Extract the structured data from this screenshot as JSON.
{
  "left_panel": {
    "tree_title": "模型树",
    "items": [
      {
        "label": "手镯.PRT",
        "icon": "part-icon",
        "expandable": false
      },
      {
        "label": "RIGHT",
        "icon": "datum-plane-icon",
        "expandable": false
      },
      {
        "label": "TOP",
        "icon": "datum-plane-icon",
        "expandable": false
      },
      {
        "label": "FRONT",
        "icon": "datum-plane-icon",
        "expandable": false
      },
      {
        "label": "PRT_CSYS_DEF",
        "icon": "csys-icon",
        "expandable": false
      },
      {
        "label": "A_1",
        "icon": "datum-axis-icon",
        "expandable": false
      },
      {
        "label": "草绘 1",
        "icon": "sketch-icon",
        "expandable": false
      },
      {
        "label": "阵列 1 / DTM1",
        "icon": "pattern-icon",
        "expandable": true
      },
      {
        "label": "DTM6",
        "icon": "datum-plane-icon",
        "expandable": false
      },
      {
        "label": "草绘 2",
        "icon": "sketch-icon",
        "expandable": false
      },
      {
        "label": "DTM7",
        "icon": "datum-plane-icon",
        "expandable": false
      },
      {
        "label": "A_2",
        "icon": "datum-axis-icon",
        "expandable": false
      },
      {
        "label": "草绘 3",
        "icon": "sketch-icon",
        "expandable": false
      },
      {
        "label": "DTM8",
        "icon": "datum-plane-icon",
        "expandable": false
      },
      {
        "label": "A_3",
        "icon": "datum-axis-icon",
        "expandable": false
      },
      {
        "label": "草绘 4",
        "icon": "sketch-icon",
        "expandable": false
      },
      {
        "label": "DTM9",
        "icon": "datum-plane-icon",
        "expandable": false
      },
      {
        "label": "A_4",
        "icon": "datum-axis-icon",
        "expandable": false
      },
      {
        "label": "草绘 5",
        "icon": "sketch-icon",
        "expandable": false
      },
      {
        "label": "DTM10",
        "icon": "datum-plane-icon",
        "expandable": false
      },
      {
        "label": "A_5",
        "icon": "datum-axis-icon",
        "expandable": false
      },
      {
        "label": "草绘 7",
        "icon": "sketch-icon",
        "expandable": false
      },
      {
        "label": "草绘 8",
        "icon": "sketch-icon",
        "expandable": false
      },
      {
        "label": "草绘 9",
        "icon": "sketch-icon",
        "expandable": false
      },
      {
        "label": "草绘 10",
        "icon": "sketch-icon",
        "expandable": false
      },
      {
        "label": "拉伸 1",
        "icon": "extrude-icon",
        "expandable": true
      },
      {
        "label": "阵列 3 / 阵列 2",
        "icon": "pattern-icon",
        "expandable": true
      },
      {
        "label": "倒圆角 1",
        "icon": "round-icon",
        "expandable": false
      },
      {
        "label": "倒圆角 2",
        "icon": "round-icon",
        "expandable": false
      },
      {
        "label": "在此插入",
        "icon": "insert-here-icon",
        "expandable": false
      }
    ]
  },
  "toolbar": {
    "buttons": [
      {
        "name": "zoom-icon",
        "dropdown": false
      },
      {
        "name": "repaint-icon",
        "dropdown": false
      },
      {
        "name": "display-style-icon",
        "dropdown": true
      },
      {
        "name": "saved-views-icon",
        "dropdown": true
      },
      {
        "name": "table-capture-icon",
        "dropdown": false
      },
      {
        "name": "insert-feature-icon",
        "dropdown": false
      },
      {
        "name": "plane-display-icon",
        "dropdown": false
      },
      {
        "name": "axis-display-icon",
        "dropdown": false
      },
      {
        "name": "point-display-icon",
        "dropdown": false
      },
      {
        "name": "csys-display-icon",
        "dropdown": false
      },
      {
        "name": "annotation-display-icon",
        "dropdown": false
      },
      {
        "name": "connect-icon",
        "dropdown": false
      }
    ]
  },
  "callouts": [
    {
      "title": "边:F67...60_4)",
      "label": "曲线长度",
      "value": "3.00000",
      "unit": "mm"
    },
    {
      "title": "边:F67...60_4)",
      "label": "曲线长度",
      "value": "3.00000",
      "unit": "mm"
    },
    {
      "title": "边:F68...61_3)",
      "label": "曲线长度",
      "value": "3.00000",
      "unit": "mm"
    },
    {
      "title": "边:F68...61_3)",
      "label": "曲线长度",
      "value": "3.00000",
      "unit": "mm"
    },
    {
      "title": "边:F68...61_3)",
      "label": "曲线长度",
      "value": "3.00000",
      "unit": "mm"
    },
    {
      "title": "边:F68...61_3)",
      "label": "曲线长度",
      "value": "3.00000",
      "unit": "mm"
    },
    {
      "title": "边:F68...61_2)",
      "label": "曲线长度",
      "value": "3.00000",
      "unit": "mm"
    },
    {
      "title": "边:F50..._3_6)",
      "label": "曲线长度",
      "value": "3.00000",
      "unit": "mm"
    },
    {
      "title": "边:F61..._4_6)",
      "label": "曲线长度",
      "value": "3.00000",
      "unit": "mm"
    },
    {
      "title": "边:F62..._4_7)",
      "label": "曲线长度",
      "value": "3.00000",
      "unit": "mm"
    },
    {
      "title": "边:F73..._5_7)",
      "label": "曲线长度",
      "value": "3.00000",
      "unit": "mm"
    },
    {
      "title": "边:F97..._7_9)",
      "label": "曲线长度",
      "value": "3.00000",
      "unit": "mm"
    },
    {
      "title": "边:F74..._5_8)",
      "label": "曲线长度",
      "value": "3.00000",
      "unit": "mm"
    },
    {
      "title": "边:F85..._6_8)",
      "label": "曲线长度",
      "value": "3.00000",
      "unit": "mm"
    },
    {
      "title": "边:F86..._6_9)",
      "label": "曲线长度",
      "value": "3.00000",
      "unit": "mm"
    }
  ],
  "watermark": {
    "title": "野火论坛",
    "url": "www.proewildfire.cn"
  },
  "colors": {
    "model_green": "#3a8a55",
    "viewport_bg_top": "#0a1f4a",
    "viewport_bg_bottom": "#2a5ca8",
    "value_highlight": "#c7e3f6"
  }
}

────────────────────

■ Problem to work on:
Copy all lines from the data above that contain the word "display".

■ Completed task:
        "name": "display-style-icon",
        "name": "plane-display-icon",
        "name": "axis-display-icon",
        "name": "point-display-icon",
        "name": "csys-display-icon",
        "name": "annotation-display-icon",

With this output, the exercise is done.